fighting spam and scams on the Internet
Try our spam filter!
Free trial for 30 days

About Us

"419" Scam – Advance Fee / Fake Lottery Scam

The so-called "419" scam is a type of fraud dominated by criminals from Nigeria and other countries in Africa. Victims of the scam are promised a large amount of money, such as a lottery prize, inheritance, money sitting in some bank account, etc.

Victims never receive this non-existent fortune but are tricked into sending their money to the criminals, who remain anonymous.
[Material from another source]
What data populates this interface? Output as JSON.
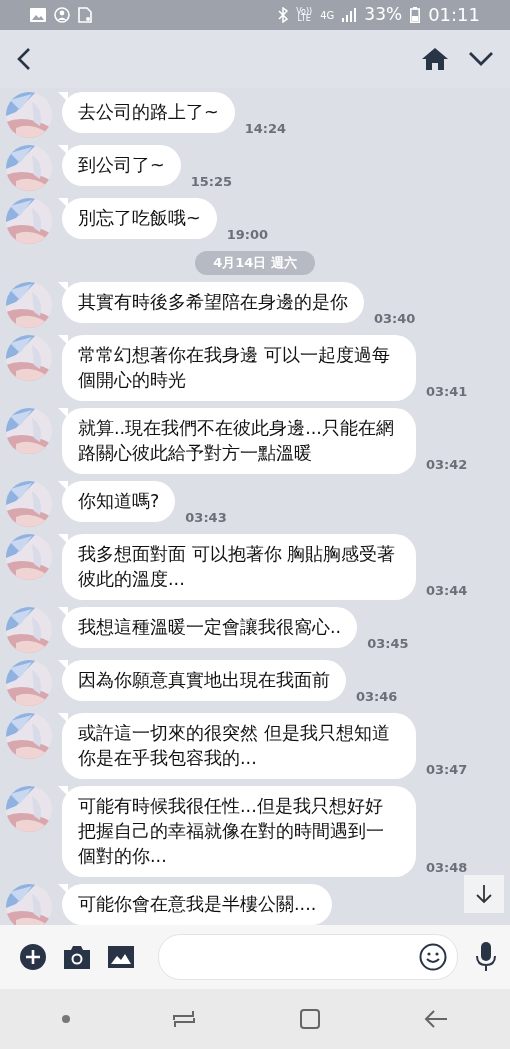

They hide their real identity and location by using fake names and fake postal addresses as well as communicating via anonymous free email accounts and mobile phones.

Keep in mind that scammers DO NOT use their real names when defrauding people.
The criminals either abuse names of real people or companies or invent names or addresses.
Any real people or companies mentioned below have NO CONNECTION to the scammers!

Read more about such scams here or in our 419 FAQ. Use the Scam-O-Matic to verify suspect emails.

Click here to report a problem with this page.



Some comments by the Scam-O-Matic about the following email:

Fraud email example:

From: =?UTF-8?Q?mpogorze?= <>
Date: Thu, 21 Apr 2016 09:18:08 +0200
Subject: =?UTF-8?Q?Fwd:_Dear_Beneficiary_(IMPORTANT)?=

Dnia 20 kwietnia 2016 11:30 "DJOHSON" &lt;sendercontact5000@live&gt; napisał(a):
I am contacting you with regards to this particular fund belonging to my deceased client, I decided to contact you about this unclaimed deposits. If you are not interested, please ignore this mail and go about your normal business. I am Barrister Johnson Douglas, principal partner of Douglas Chambers &amp; Co, Law Office and Notaries Public and practising Law in United Kingdom. I specialise in family law, will, probate and tax saving strategies. On May 12 2010, one of my senior clients’ Mr. Thomas Bahia a DUTCH died in a plane crash that happened in Libya. Here is a link for your view: message received on 02/12 at 08:17.
My client stated his wife as his next of kin, but unfortunately she died also in the crash, along with their three children. I am the executor of my client’s will and have shared his assets and properties to his extended family members and they have gone since December 2010.
But my client deposited the sum of $5.8 million United States Dollars in a fixed deposit account in a bank in United Kingdom not known to anybody. On January 15th 2015
the bank wrote me as his lawyer/executor to bring along the next of kin/beneficiary of my client to inherit his funds (US$5.8m). I have therefore decided to contact you to present you as the next of kin/beneficiary to my client, to enable you receive the fund on our behalf as my client’s spouse and dependent all died in the plane crash with him. All the documents required to claim this funds are in my possession like the affidavit of claim, death certificate, certificate of deposit, transfer of ownership, certificate of inheritance etc.
I will forward to you all these documents required to claim this funds. All I need from you is to indicate your interest to be the next of kin/beneficiary to my dead client and I will present it to the bank. This is 100% legitimate. When you receive the money in your account I will come over to your country for the sharing as follows&gt; 45% for you and 45% for me. The remaining 10% will be set aside for expenses that will be incurred by both parties during the course of this transfer to your account. As the fiduciary/trusted representative of the deceased, and as the manager of his assets, properties and financial affairs when Mr. Thomas Bahia was alive, I have absolute duty to properly administer the estate for its beneficiary.
Johnson Douglas.

Anti-fraud resources: